Son of motor neurone disease sufferer escapes prosecution after helping him commit

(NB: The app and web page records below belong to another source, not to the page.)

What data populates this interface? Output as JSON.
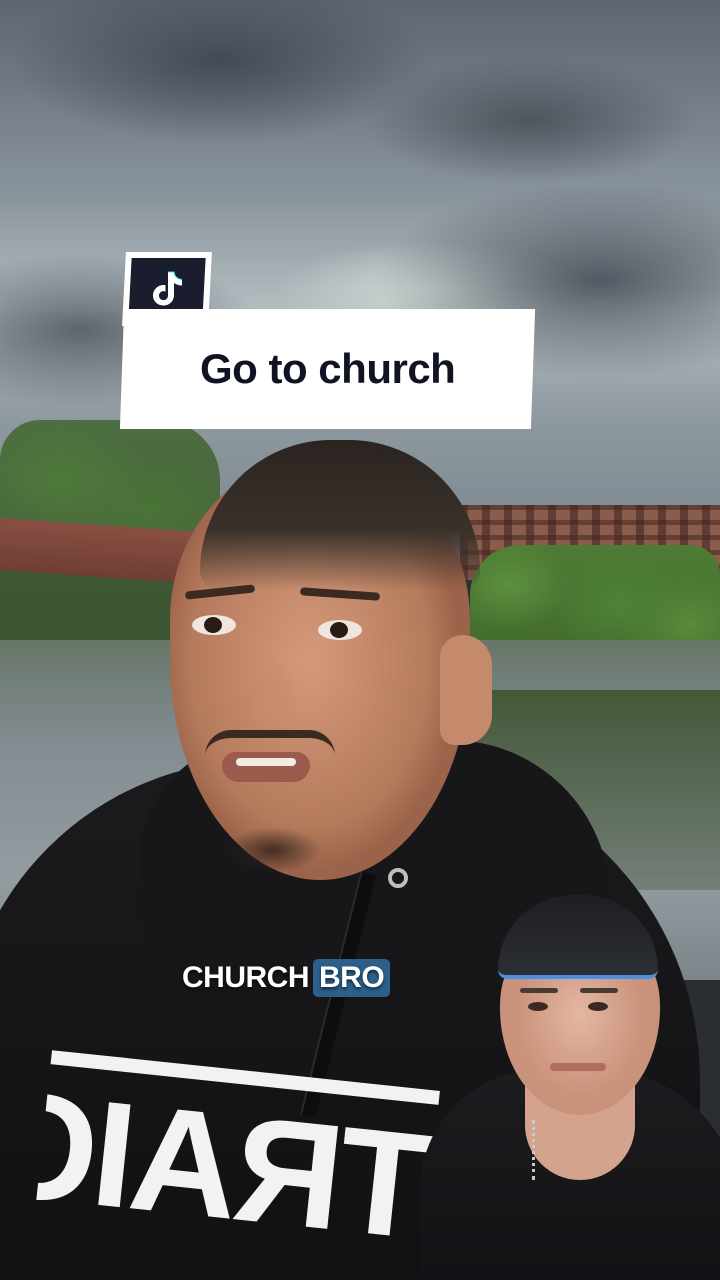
{
  "overlay": {
    "title": "Go to church",
    "app_icon": "tiktok-icon"
  },
  "caption": {
    "word_1": "CHURCH",
    "word_2": "BRO",
    "highlight_color": "#2c5f8a"
  },
  "shirt": {
    "print_text": "TRAIGHT"
  },
  "colors": {
    "title_card_bg": "#ffffff",
    "title_text": "#0f1322",
    "badge_bg": "#1a1d2e"
  }
}
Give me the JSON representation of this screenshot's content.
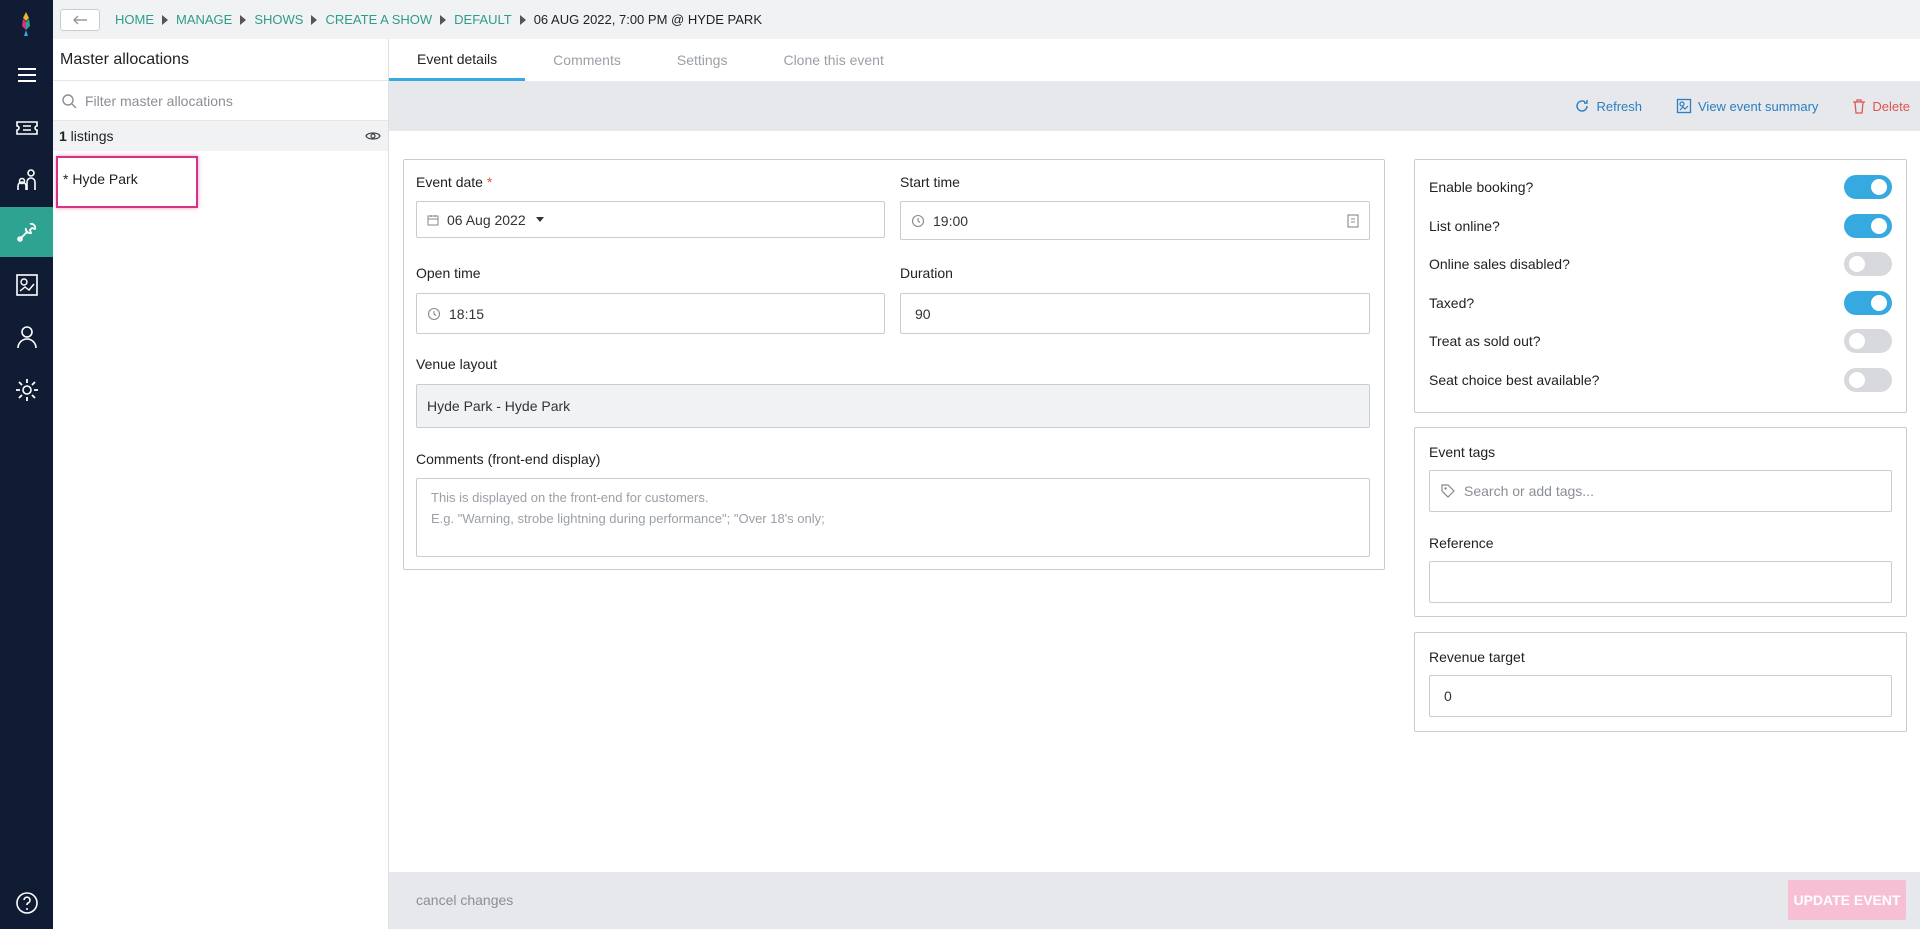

first_imgWilliam Maguire Snr was found at the wheel of his car, parked in his garageCredit:Darren Toogood/Solent News & Photo Agency Want the best of The Telegraph direct to your email and WhatsApp? Sign up to our free twice-daily  Front Page newsletter and new  audio briefings. “He put his son in an almost impossible position, in my view.”Mr Maguire Jnr was arrested on suspicion of assisting a suicide but was not prosecuted. After initially denying involvement he later said: “You already know. I helped my dad commit suicide.”He also told officers that he “loved his father very much”.A spokesman for the CPS said: “We were passed a file in relation to this case, but it was decided that there should be no further action as it was not in the public interest to proceed.” CPS guidelines say that any prosecution for the crime of “encouraging or assisting suicide” must be in the public interest. Prosecution is less likely if the victim had already made up his mind about killing himself, help from the suspect was minor and reluctant and the suspect reported the suicide to police. Sarah Wootton, chief executive of Dignity in Dying, which campaigns for assisted dying, said: “Tragically, this is not an isolated incident.”Around 300 terminally ill people end their own lives in this country every year. Every eight days someone from Britain travels to Dignitas for an assisted death.”The UK’s current blanket ban on assisted dying denies dying people the choice and control they deserve at the end of life.”It forces many people like William to take matters into their own hands, ending their own lives behind closed doors in traumatic circumstances. The effect this has on their loved ones can be devastating.”  Police at William Maguire's house in Cowes, Isle of Wight. He was found dead at the wheel of his car parked in his garage in Cowes, Isle of Wight on March 1 2015 after his son called the police. Pathologist Dr Basil Purdue said he died from a mix of drug intoxication and alcohol. His son had helped him into the car and left him with drugs and a bottle of whisky, the inquest heard. Mr Matthews said: “It’s an extremely depressing condition not only for the sufferer, but for the family of the sufferer. I’m not in the least bit surprised Mr Maguire acted in the way he did.”I’m satisfied that on March 1 he was quite determined to be successful in his suicide attempt, so a belt and braces operation was undertaken by him using the somewhat resistant assistance of his son. The son of a former prison governer who suffered from motor neurone disease escaped prosecution after helping his father to end his own life because it was “not in the public interest”. William Maguire, 54,  was put in “an almost impossible position” by his father’s illness, and helped him to commit suicide “out of great love”, assistant coroner John Matthews told Isle of Wight Coroner’s Court. Mr Maguire Jnr was arrested by Hampshire Police but later released without charge after the CPS decided not to go ahead with the prosecution. His father, also called William Maguire, had a series of health problems including severe lung disease, raised blood pressure, bowel inflammation and depression. He was then diagnosed with motor neurone disease at the start of 2015.He had talked about travelling to Swiss assisted suicide clinic Dignitas and was “determined” to end his own life, the inquest heard.last_img read more